Thanks for clearing that up, Jennifer. It's nice to know I "stole" the wallet of copied CDs in my car, which I burned from my purchased discs precisely because I'm paranoid about the real set I paid for getting jacked. Guess that also makes the multiple copies of tracks I have spread across multiple computers dirty, thieved contraband. Raise your hand, fellow criminals. [Ars via Consumerist, Image via Flickr]


@Bokusatsu_Tenshi said:

>> Artists must be valued, but the way it happens today is just

>> too much, it's extreme and out of control. People go rich over a single

>> (and not rarely shitty) record or music. Not only go a little rich, but like

>> get rich for 4 or 5 generations.

bzzzzzt. wrong. Artists make squat on their first album, typically having to repay the record label for recording and touring advances first. Usually the same applies to their second album as well depending on the contract. In my Entertainment Law class we broke it down and an artist/band typically will net about $100,000 for a hit debut album. If it's a band, divide by each member to see how much a person takes home.

Now if an act is successful and gets to the point that they've satisfied the contract, e.g., recording two or three albums or whatever the contract calls for, then they can negotiate the terms for a new contract and that's where the money comes from.

You'd probably be sickened by what the companies pull.

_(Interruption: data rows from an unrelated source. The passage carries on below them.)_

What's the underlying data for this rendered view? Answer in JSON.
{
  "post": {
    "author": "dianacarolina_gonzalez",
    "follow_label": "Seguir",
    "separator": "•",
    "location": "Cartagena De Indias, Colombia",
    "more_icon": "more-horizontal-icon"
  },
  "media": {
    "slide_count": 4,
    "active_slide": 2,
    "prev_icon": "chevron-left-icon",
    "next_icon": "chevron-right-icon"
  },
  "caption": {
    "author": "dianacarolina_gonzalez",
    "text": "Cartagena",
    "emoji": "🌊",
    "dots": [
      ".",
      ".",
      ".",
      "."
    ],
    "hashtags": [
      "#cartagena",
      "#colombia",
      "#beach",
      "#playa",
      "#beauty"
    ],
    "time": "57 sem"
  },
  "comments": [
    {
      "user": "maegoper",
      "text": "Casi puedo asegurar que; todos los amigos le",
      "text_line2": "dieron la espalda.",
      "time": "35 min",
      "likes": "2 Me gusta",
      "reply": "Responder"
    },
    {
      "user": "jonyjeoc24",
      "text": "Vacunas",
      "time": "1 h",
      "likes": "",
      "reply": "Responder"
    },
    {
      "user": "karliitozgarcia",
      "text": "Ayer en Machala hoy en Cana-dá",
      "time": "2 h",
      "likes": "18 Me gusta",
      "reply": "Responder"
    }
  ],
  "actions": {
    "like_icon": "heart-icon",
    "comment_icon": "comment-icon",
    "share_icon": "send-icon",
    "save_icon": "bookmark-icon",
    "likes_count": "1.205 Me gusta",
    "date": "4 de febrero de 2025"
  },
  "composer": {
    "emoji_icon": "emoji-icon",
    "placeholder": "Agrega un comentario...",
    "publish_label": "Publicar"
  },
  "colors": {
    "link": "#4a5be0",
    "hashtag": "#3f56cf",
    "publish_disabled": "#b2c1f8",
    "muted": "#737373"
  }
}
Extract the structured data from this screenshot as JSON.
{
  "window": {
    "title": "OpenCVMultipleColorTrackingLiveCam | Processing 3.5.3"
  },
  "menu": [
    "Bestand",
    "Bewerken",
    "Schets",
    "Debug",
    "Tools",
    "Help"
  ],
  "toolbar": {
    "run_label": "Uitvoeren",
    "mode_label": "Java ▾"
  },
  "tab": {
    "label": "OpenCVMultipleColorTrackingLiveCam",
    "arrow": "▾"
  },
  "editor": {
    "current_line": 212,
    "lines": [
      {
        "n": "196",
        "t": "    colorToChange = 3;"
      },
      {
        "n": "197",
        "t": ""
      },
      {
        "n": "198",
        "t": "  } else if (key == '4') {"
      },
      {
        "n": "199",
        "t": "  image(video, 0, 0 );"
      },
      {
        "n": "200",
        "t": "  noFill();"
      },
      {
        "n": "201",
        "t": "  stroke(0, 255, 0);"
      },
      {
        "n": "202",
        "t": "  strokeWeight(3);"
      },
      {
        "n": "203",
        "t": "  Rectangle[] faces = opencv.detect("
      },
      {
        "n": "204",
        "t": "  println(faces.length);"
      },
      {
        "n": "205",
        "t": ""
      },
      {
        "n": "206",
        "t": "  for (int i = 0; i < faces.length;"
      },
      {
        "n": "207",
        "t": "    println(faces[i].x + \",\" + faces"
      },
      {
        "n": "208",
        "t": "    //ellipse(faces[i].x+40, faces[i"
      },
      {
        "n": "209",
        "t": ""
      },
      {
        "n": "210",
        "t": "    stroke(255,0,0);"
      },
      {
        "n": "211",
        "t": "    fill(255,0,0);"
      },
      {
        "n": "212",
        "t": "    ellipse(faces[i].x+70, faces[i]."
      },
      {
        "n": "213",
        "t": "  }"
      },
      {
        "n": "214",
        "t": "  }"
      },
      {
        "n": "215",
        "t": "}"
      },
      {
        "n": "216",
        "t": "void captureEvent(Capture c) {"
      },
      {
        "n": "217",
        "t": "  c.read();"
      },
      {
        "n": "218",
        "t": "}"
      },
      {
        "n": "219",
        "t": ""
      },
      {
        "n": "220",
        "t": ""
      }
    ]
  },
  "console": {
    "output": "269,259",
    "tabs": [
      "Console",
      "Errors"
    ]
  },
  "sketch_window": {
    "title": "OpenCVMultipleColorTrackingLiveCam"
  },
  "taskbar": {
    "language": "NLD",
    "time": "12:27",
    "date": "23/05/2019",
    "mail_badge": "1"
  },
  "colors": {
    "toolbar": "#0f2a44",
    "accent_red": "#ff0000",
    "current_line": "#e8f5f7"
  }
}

First, all the money goes to the label and they then dole out the royalties to the band. For example, because LPs used to break, contracts used to only calculate band royalties on 85% of the albums shipped, assuming that 15% of them would break. That behavior carried over to tapes and to CDs so labels kept holding back royalties. They also took fees and advances made to the band out before calculating royalties so instead of giving the band 12% of say $500,000, the label holds back the $100,000 they advanced the band for recording the album. Then they calculate the 12% royalty on only 85% of the albums (see above), and they keep slicing and dicing until the artists get virtually nothing from each album sale.

Check out this book (one of our "textbooks" for the class):

All you need to know about the music business